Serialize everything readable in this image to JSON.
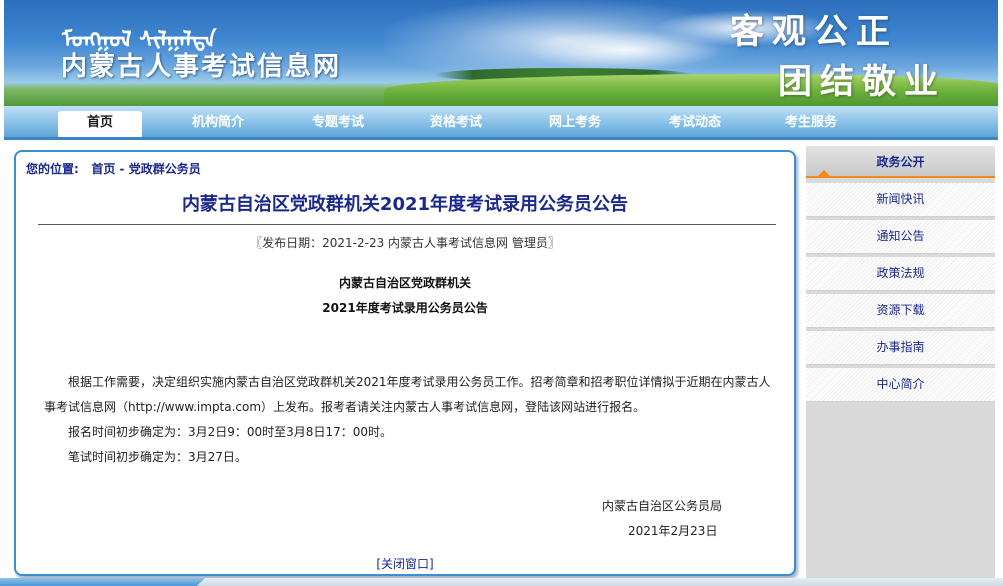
{
  "header": {
    "mongolian_text": "ᠮᠣᠩᠭᠣᠯ ᠰᠢᠯᠭᠠᠯᠲᠠ",
    "site_title": "内蒙古人事考试信息网",
    "slogan_line1": "客观公正",
    "slogan_line2": "团结敬业"
  },
  "nav": {
    "items": [
      {
        "label": "首页",
        "active": true
      },
      {
        "label": "机构简介",
        "active": false
      },
      {
        "label": "专题考试",
        "active": false
      },
      {
        "label": "资格考试",
        "active": false
      },
      {
        "label": "网上考务",
        "active": false
      },
      {
        "label": "考试动态",
        "active": false
      },
      {
        "label": "考生服务",
        "active": false
      }
    ]
  },
  "breadcrumb": {
    "prefix": "您的位置:",
    "home": "首页",
    "separator": " - ",
    "current": "党政群公务员"
  },
  "article": {
    "title": "内蒙古自治区党政群机关2021年度考试录用公务员公告",
    "meta": "〖发布日期：2021-2-23 内蒙古人事考试信息网 管理员〗",
    "heading_line1": "内蒙古自治区党政群机关",
    "heading_line2": "2021年度考试录用公务员公告",
    "paragraph1": "根据工作需要，决定组织实施内蒙古自治区党政群机关2021年度考试录用公务员工作。招考简章和招考职位详情拟于近期在内蒙古人事考试信息网（http://www.impta.com）上发布。报考者请关注内蒙古人事考试信息网，登陆该网站进行报名。",
    "paragraph2": "报名时间初步确定为：3月2日9：00时至3月8日17：00时。",
    "paragraph3": "笔试时间初步确定为：3月27日。",
    "signature_org": "内蒙古自治区公务员局",
    "signature_date": "2021年2月23日",
    "close_window": "[关闭窗口]"
  },
  "sidebar": {
    "header": "政务公开",
    "items": [
      "新闻快讯",
      "通知公告",
      "政策法规",
      "资源下载",
      "办事指南",
      "中心简介"
    ]
  },
  "colors": {
    "nav_text": "#ffffff",
    "link_blue": "#1b2a8a",
    "panel_border": "#3b8fcf",
    "sidebar_accent": "#f28a1b"
  }
}
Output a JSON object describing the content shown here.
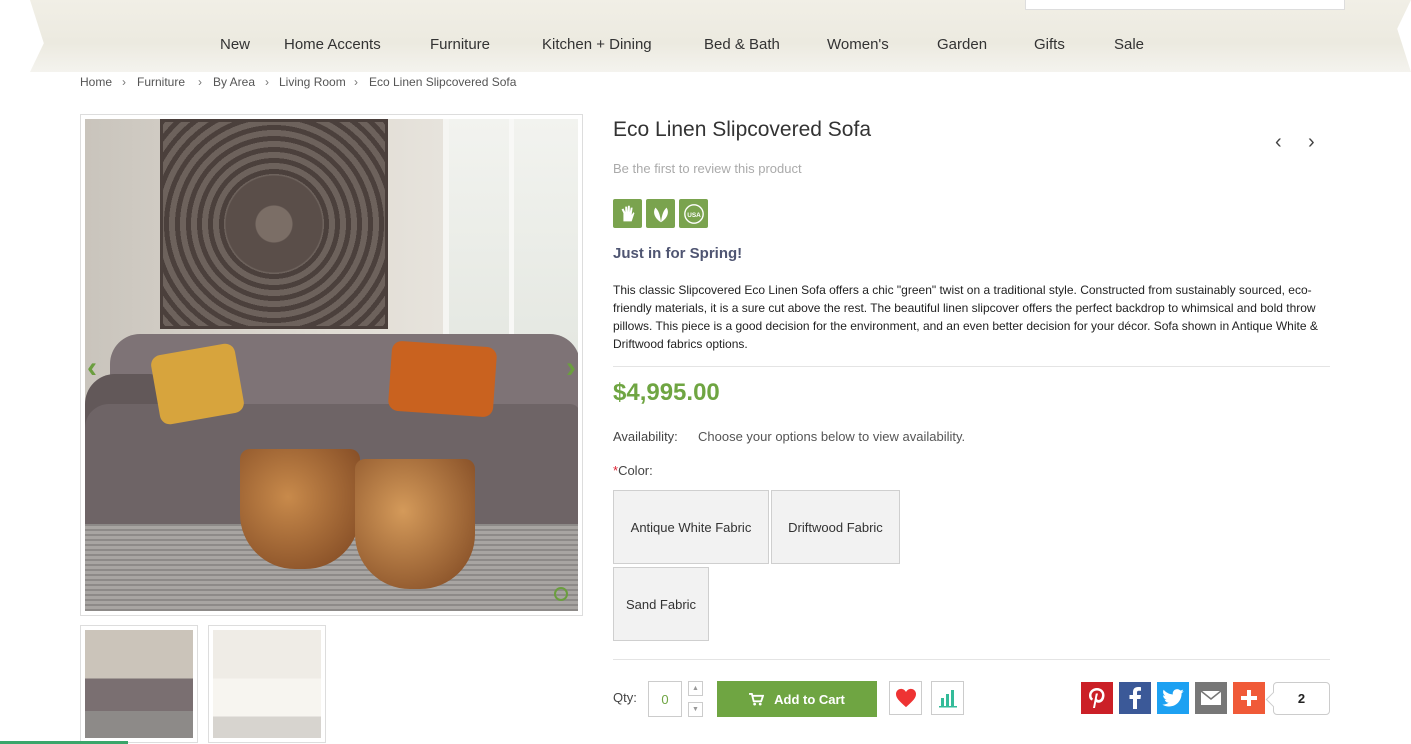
{
  "nav": {
    "items": [
      "New",
      "Home Accents",
      "Furniture",
      "Kitchen + Dining",
      "Bed & Bath",
      "Women's",
      "Garden",
      "Gifts",
      "Sale"
    ]
  },
  "breadcrumb": [
    "Home",
    "Furniture",
    "By Area",
    "Living Room",
    "Eco Linen Slipcovered Sofa"
  ],
  "product": {
    "title": "Eco Linen Slipcovered Sofa",
    "review_link": "Be the first to review this product",
    "badges": [
      "handmade-icon",
      "eco-leaf-icon",
      "usa-icon"
    ],
    "usa_badge_text": "USA",
    "tagline": "Just in for Spring!",
    "description": "This classic Slipcovered Eco Linen Sofa offers a chic \"green\" twist on a traditional style. Constructed from sustainably sourced, eco-friendly materials, it is a sure cut above the rest. The beautiful linen slipcover offers the perfect backdrop to whimsical and bold throw pillows. This piece is a good decision for the environment, and an even better decision for your décor. Sofa shown in Antique White & Driftwood fabrics options.",
    "price": "$4,995.00",
    "availability_label": "Availability:",
    "availability_value": "Choose your options below to view availability.",
    "color_label": "Color:",
    "required_mark": "*",
    "color_options": [
      "Antique White Fabric",
      "Driftwood Fabric",
      "Sand Fabric"
    ]
  },
  "purchase": {
    "qty_label": "Qty:",
    "qty_value": "0",
    "add_to_cart": "Add to Cart",
    "share_count": "2"
  },
  "colors": {
    "accent_green": "#6fa542",
    "tagline_color": "#4f5572",
    "pinterest": "#cb2027",
    "facebook": "#3b5998",
    "twitter": "#1da1f2",
    "email": "#777777",
    "more": "#f05a38"
  }
}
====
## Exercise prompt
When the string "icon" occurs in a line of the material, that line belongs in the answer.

## Written answer
      "handmade-icon",
      "eco-leaf-icon",
      "usa-icon"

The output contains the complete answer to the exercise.